[Exercise aim]
Copy each line below in which the string "realizar" occurs.

[Available data]
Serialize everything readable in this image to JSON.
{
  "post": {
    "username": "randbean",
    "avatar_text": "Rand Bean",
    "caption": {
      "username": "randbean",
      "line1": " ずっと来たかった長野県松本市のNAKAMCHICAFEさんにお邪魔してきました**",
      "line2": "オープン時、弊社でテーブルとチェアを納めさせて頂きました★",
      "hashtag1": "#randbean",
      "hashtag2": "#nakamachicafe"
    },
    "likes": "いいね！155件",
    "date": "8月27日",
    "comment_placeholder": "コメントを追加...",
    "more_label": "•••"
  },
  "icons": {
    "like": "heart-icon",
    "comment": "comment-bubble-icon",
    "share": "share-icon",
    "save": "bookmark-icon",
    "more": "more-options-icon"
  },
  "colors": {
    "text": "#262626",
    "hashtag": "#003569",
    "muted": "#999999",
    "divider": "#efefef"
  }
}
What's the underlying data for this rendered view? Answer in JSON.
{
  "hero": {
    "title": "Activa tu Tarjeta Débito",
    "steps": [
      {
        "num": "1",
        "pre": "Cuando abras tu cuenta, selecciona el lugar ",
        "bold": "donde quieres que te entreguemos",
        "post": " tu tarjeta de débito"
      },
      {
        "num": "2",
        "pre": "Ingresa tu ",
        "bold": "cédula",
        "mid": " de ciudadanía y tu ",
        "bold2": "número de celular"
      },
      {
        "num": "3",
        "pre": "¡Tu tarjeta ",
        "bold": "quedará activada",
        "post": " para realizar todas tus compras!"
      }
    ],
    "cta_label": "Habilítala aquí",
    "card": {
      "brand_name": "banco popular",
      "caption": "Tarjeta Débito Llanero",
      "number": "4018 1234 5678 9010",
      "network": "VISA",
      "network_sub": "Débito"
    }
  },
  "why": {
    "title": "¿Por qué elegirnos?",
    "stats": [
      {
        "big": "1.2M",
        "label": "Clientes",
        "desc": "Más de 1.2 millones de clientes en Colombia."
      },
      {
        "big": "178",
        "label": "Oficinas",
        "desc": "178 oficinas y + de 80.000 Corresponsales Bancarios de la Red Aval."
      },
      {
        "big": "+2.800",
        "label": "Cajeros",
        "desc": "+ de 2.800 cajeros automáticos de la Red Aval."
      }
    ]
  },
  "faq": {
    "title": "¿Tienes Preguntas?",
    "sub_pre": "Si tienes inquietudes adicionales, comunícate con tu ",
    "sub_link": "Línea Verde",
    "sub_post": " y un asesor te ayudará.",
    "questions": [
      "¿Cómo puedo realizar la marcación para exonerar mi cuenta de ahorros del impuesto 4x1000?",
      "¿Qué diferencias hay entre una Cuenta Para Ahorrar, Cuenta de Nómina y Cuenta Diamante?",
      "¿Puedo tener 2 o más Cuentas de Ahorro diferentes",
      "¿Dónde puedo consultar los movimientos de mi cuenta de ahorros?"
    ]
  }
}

[Solved problem]
        "post": " para realizar todas tus compras!"
      "¿Cómo puedo realizar la marcación para exonerar mi cuenta de ahorros del impuesto 4x1000?",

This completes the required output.